07/21/15 08:12:16PM
20 posts

excellent, thank you both for your help in answering my chocolate dilemmas. :D

Keith Ayoob
03/04/24 01:28:27PM
40 posts

@joe-john, I'd like to weigh in on this.  First, some of the nutritional info you post there is reasonable, some is not -- and that's not unusual. The standout is the fiber content. There is fiber in both raw and 100% dark chocolate. My guess is that whatever lab the packagers used probably had a database for raw beans that was a bit outdated. Cocoa beans are not a common item. Sometimes labs to the analysis themselves, sometimes (more often) they use a standard database and these don't always contain data on all possible nutrients. For the 100% dark chocolate, that's a more common item (think "baking chocolate").

The saturated fat of the raw beans is listed as "0 gms". That' s not plausible, but the database used probably doesn't include data on sat fat, so it gets listed as "0". It should probably say "n/a". The roasted beans list sat fat as about 55-60% of the total fat content. That's realistic -- and the processing didn't magically "make" saturated fat.

As for roasting being a "nutritional kill", it really depends. Roasting or "cooking" can also release nutrients from inside cell walls. It's why cooked tomato products have more available lycopene than raw tomatoes.

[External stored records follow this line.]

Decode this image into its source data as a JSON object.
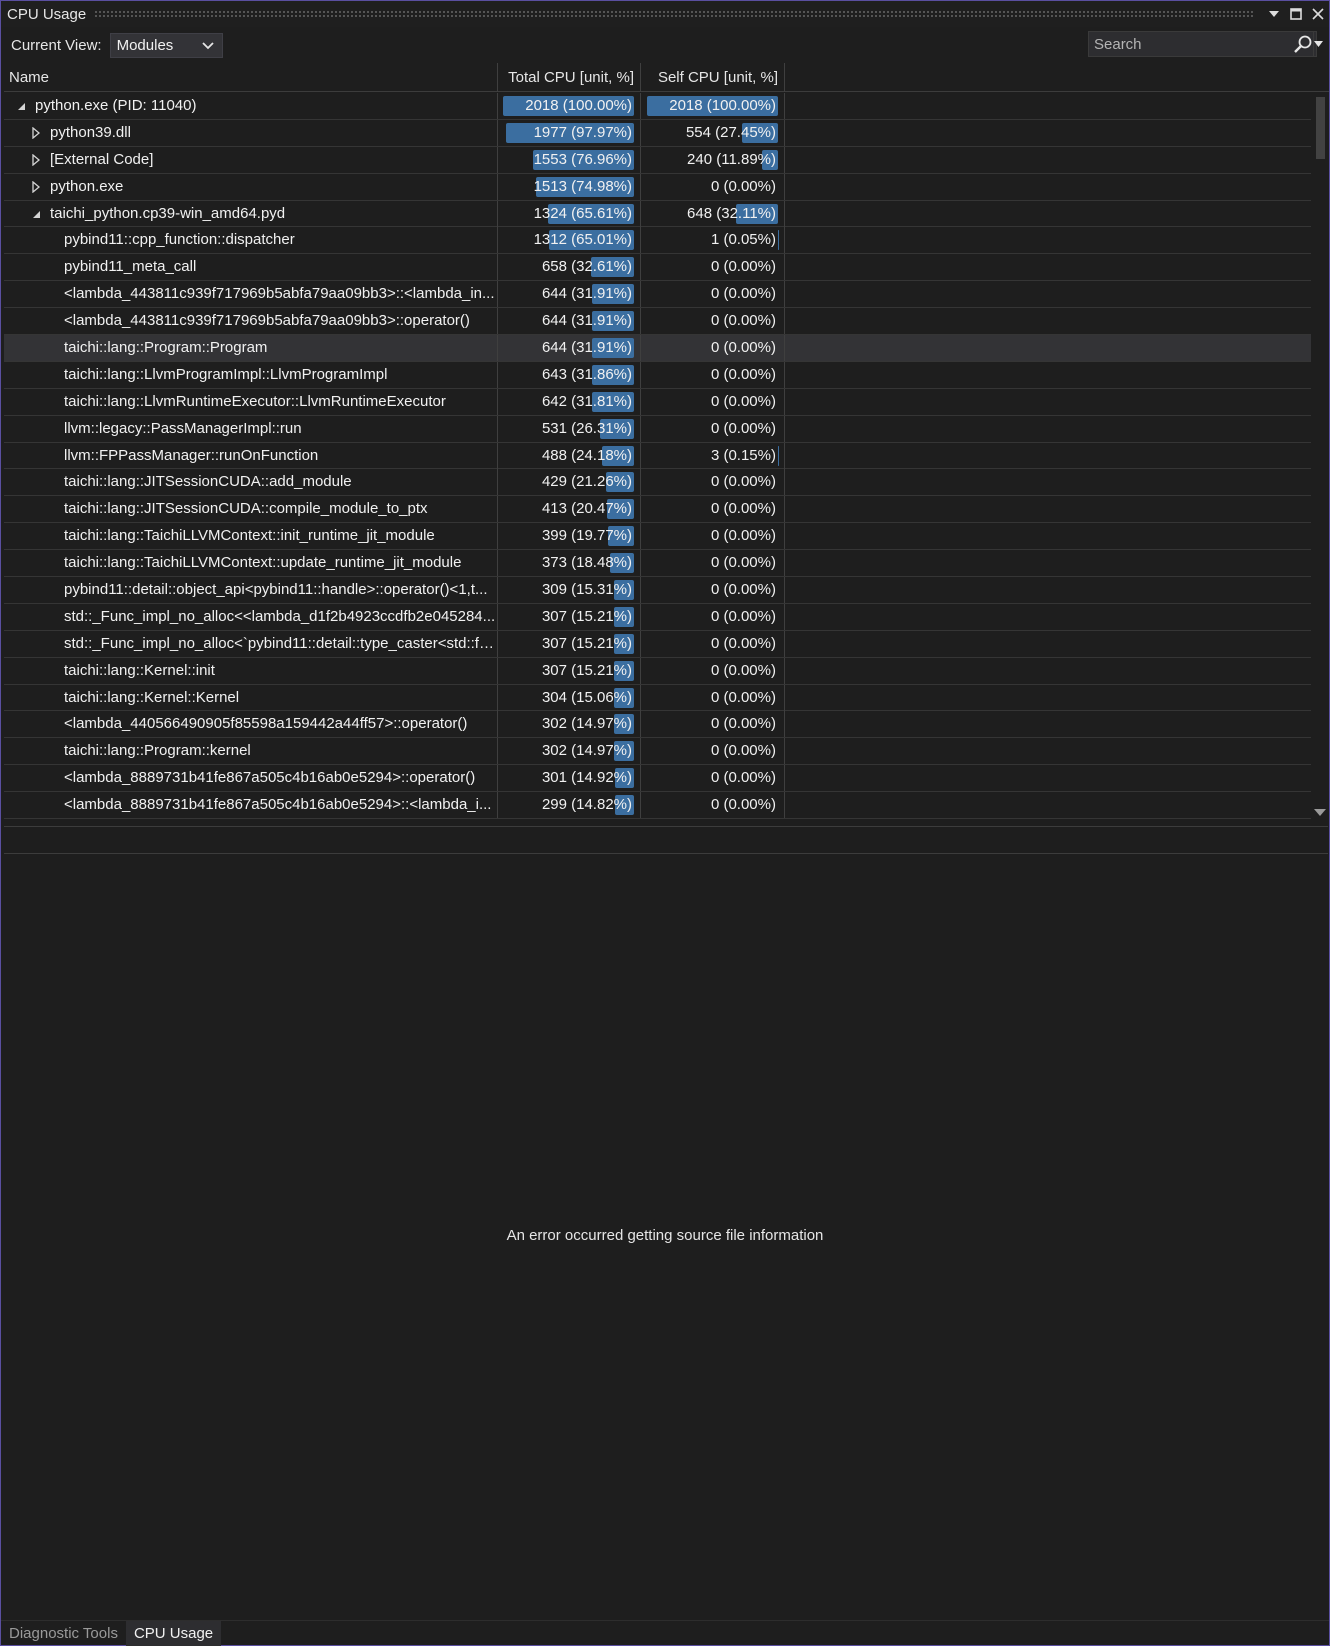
{
  "window": {
    "title": "CPU Usage"
  },
  "toolbar": {
    "current_view_label": "Current View:",
    "current_view_value": "Modules",
    "search_placeholder": "Search"
  },
  "table": {
    "columns": {
      "name": "Name",
      "total": "Total CPU [unit, %]",
      "self": "Self CPU [unit, %]"
    },
    "sorted_column": "total",
    "rows": [
      {
        "name": "python.exe (PID: 11040)",
        "depth": 0,
        "expander": "open",
        "total": "2018 (100.00%)",
        "total_pct": 100.0,
        "self": "2018 (100.00%)",
        "self_pct": 100.0
      },
      {
        "name": "python39.dll",
        "depth": 1,
        "expander": "closed",
        "total": "1977 (97.97%)",
        "total_pct": 97.97,
        "self": "554 (27.45%)",
        "self_pct": 27.45
      },
      {
        "name": "[External Code]",
        "depth": 1,
        "expander": "closed",
        "total": "1553 (76.96%)",
        "total_pct": 76.96,
        "self": "240 (11.89%)",
        "self_pct": 11.89
      },
      {
        "name": "python.exe",
        "depth": 1,
        "expander": "closed",
        "total": "1513 (74.98%)",
        "total_pct": 74.98,
        "self": "0 (0.00%)",
        "self_pct": 0
      },
      {
        "name": "taichi_python.cp39-win_amd64.pyd",
        "depth": 1,
        "expander": "open",
        "total": "1324 (65.61%)",
        "total_pct": 65.61,
        "self": "648 (32.11%)",
        "self_pct": 32.11
      },
      {
        "name": "pybind11::cpp_function::dispatcher",
        "depth": 2,
        "expander": "none",
        "total": "1312 (65.01%)",
        "total_pct": 65.01,
        "self": "1 (0.05%)",
        "self_pct": 0.05
      },
      {
        "name": "pybind11_meta_call",
        "depth": 2,
        "expander": "none",
        "total": "658 (32.61%)",
        "total_pct": 32.61,
        "self": "0 (0.00%)",
        "self_pct": 0
      },
      {
        "name": "<lambda_443811c939f717969b5abfa79aa09bb3>::<lambda_in...",
        "depth": 2,
        "expander": "none",
        "total": "644 (31.91%)",
        "total_pct": 31.91,
        "self": "0 (0.00%)",
        "self_pct": 0
      },
      {
        "name": "<lambda_443811c939f717969b5abfa79aa09bb3>::operator()",
        "depth": 2,
        "expander": "none",
        "total": "644 (31.91%)",
        "total_pct": 31.91,
        "self": "0 (0.00%)",
        "self_pct": 0
      },
      {
        "name": "taichi::lang::Program::Program",
        "depth": 2,
        "expander": "none",
        "total": "644 (31.91%)",
        "total_pct": 31.91,
        "self": "0 (0.00%)",
        "self_pct": 0,
        "selected": true
      },
      {
        "name": "taichi::lang::LlvmProgramImpl::LlvmProgramImpl",
        "depth": 2,
        "expander": "none",
        "total": "643 (31.86%)",
        "total_pct": 31.86,
        "self": "0 (0.00%)",
        "self_pct": 0
      },
      {
        "name": "taichi::lang::LlvmRuntimeExecutor::LlvmRuntimeExecutor",
        "depth": 2,
        "expander": "none",
        "total": "642 (31.81%)",
        "total_pct": 31.81,
        "self": "0 (0.00%)",
        "self_pct": 0
      },
      {
        "name": "llvm::legacy::PassManagerImpl::run",
        "depth": 2,
        "expander": "none",
        "total": "531 (26.31%)",
        "total_pct": 26.31,
        "self": "0 (0.00%)",
        "self_pct": 0
      },
      {
        "name": "llvm::FPPassManager::runOnFunction",
        "depth": 2,
        "expander": "none",
        "total": "488 (24.18%)",
        "total_pct": 24.18,
        "self": "3 (0.15%)",
        "self_pct": 0.15
      },
      {
        "name": "taichi::lang::JITSessionCUDA::add_module",
        "depth": 2,
        "expander": "none",
        "total": "429 (21.26%)",
        "total_pct": 21.26,
        "self": "0 (0.00%)",
        "self_pct": 0
      },
      {
        "name": "taichi::lang::JITSessionCUDA::compile_module_to_ptx",
        "depth": 2,
        "expander": "none",
        "total": "413 (20.47%)",
        "total_pct": 20.47,
        "self": "0 (0.00%)",
        "self_pct": 0
      },
      {
        "name": "taichi::lang::TaichiLLVMContext::init_runtime_jit_module",
        "depth": 2,
        "expander": "none",
        "total": "399 (19.77%)",
        "total_pct": 19.77,
        "self": "0 (0.00%)",
        "self_pct": 0
      },
      {
        "name": "taichi::lang::TaichiLLVMContext::update_runtime_jit_module",
        "depth": 2,
        "expander": "none",
        "total": "373 (18.48%)",
        "total_pct": 18.48,
        "self": "0 (0.00%)",
        "self_pct": 0
      },
      {
        "name": "pybind11::detail::object_api<pybind11::handle>::operator()<1,t...",
        "depth": 2,
        "expander": "none",
        "total": "309 (15.31%)",
        "total_pct": 15.31,
        "self": "0 (0.00%)",
        "self_pct": 0
      },
      {
        "name": "std::_Func_impl_no_alloc<<lambda_d1f2b4923ccdfb2e045284...",
        "depth": 2,
        "expander": "none",
        "total": "307 (15.21%)",
        "total_pct": 15.21,
        "self": "0 (0.00%)",
        "self_pct": 0
      },
      {
        "name": "std::_Func_impl_no_alloc<`pybind11::detail::type_caster<std::fu...",
        "depth": 2,
        "expander": "none",
        "total": "307 (15.21%)",
        "total_pct": 15.21,
        "self": "0 (0.00%)",
        "self_pct": 0
      },
      {
        "name": "taichi::lang::Kernel::init",
        "depth": 2,
        "expander": "none",
        "total": "307 (15.21%)",
        "total_pct": 15.21,
        "self": "0 (0.00%)",
        "self_pct": 0
      },
      {
        "name": "taichi::lang::Kernel::Kernel",
        "depth": 2,
        "expander": "none",
        "total": "304 (15.06%)",
        "total_pct": 15.06,
        "self": "0 (0.00%)",
        "self_pct": 0
      },
      {
        "name": "<lambda_440566490905f85598a159442a44ff57>::operator()",
        "depth": 2,
        "expander": "none",
        "total": "302 (14.97%)",
        "total_pct": 14.97,
        "self": "0 (0.00%)",
        "self_pct": 0
      },
      {
        "name": "taichi::lang::Program::kernel",
        "depth": 2,
        "expander": "none",
        "total": "302 (14.97%)",
        "total_pct": 14.97,
        "self": "0 (0.00%)",
        "self_pct": 0
      },
      {
        "name": "<lambda_8889731b41fe867a505c4b16ab0e5294>::operator()",
        "depth": 2,
        "expander": "none",
        "total": "301 (14.92%)",
        "total_pct": 14.92,
        "self": "0 (0.00%)",
        "self_pct": 0
      },
      {
        "name": "<lambda_8889731b41fe867a505c4b16ab0e5294>::<lambda_i...",
        "depth": 2,
        "expander": "none",
        "total": "299 (14.82%)",
        "total_pct": 14.82,
        "self": "0 (0.00%)",
        "self_pct": 0
      }
    ]
  },
  "source_panel": {
    "message": "An error occurred getting source file information"
  },
  "tabs": [
    {
      "label": "Diagnostic Tools",
      "active": false
    },
    {
      "label": "CPU Usage",
      "active": true
    }
  ],
  "colors": {
    "bar": "#3b6ea0",
    "background": "#1e1e1e",
    "frame_border": "#5a4fa0"
  },
  "icons": [
    "dropdown-arrow-icon",
    "maximize-icon",
    "close-icon",
    "chevron-down-icon",
    "search-icon",
    "expand-icon",
    "collapse-icon",
    "sort-descending-icon"
  ]
}
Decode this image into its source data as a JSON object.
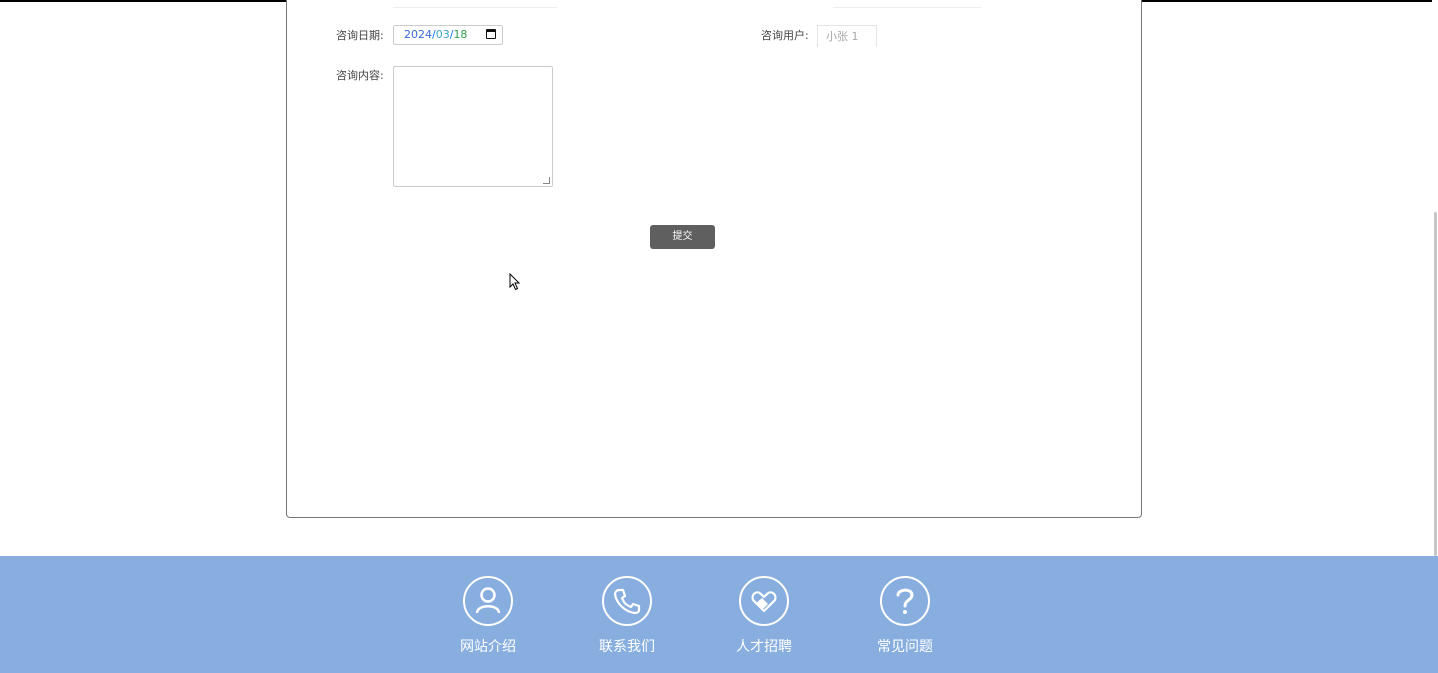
{
  "form": {
    "date_label": "咨询日期:",
    "date_value": {
      "year": "2024",
      "sep1": "/",
      "month": "03",
      "sep2": "/",
      "day": "18"
    },
    "user_label": "咨询用户:",
    "user_value": "小张 1",
    "content_label": "咨询内容:",
    "content_value": "",
    "submit_label": "提交"
  },
  "footer": {
    "items": [
      {
        "label": "网站介绍",
        "icon": "person-icon"
      },
      {
        "label": "联系我们",
        "icon": "phone-icon"
      },
      {
        "label": "人才招聘",
        "icon": "handshake-heart-icon"
      },
      {
        "label": "常见问题",
        "icon": "question-icon"
      }
    ]
  },
  "colors": {
    "footer_bg": "#87aedf",
    "button_bg": "#5f5f5f"
  }
}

Roasting does reduce the antioxidant content of cocoa beans, but it doesn't wipe it out completely. Research has demonstrated health benefits of dark chocolate, even if that won't qualify it as a "health food". The best benefits seem to happen in people undergoing higher levels of "oxidative stress". That is, the worse your diet is, the more improvement you'll see from more antioxidants. A healthy person eating a diet that includes lots of fruits, vegetables, whole grains and nuts (this doesn't require a vegetarian or vegan eating style), will see less dramatic benefits.

As for sat fat, not all sat fats are the same and this is a problem in the nutrition research literature. The sat fat in cocoa is largely stearic acid, which seems to have a neutral impact on total cholesterol and cardiovascular disease. Moreover, sat fats that are bound into a food matrix -- the most research has been done on dairy foods like full-fat cheese, milk, and yogurt -- has shown that the body handles the sat fat differently when compared with the sat fat in butter. These are all dairy fats, so it's a good comparison, but butter is unbound, and can raise CV risk, whereas the sat fat in cheese and full-fat yogurt are in a matrix, and don't seem to raise risk.  The evidence is still emerging, but these were well-done studies. No similar studies on cocoa vs cocoa butter have taken place, to my knowledge, so I can't comment there.

I've had a long career in the "nutrition space", and the above is based on the available evidence to my knowledge, as both a health professional and also someone who is fascinated by the science of cocoa & chocolate, and who does my best to stay current with the research. I hope this sheds a little light on your question, including that we don't have all the pieces to this puzzle yet.




Member Marketplace


Keith Ayoob
@keith-ayoob • 2 months ago • comments: 0
Posted a response to "Raw Cacao Beans vs 100% Dark Chocolate"
"@joe-john, I'd like to weigh in on this.  First, some of the nutritional info you post there is reasonable, some is not -- and that's not unusual...."
Tet Kay
@tet-kay • 6 months ago • comments: 0
@xocol855 • 3 years ago
Created a new forum topic:
@slaviolette • 4 years ago • comments: 0
Created a new discussion "Cost of goods produced":
"Hi Everyone, Been a long time member but I have not been in in a few years, the fact is that I had to close down my small chocolate business.. but now is..."
@chocolatelover123 • 5 years ago • comments: 0
Created a new forum topic:
New Chocolate Brand - "Palette"
Marita Lores
Marita Lores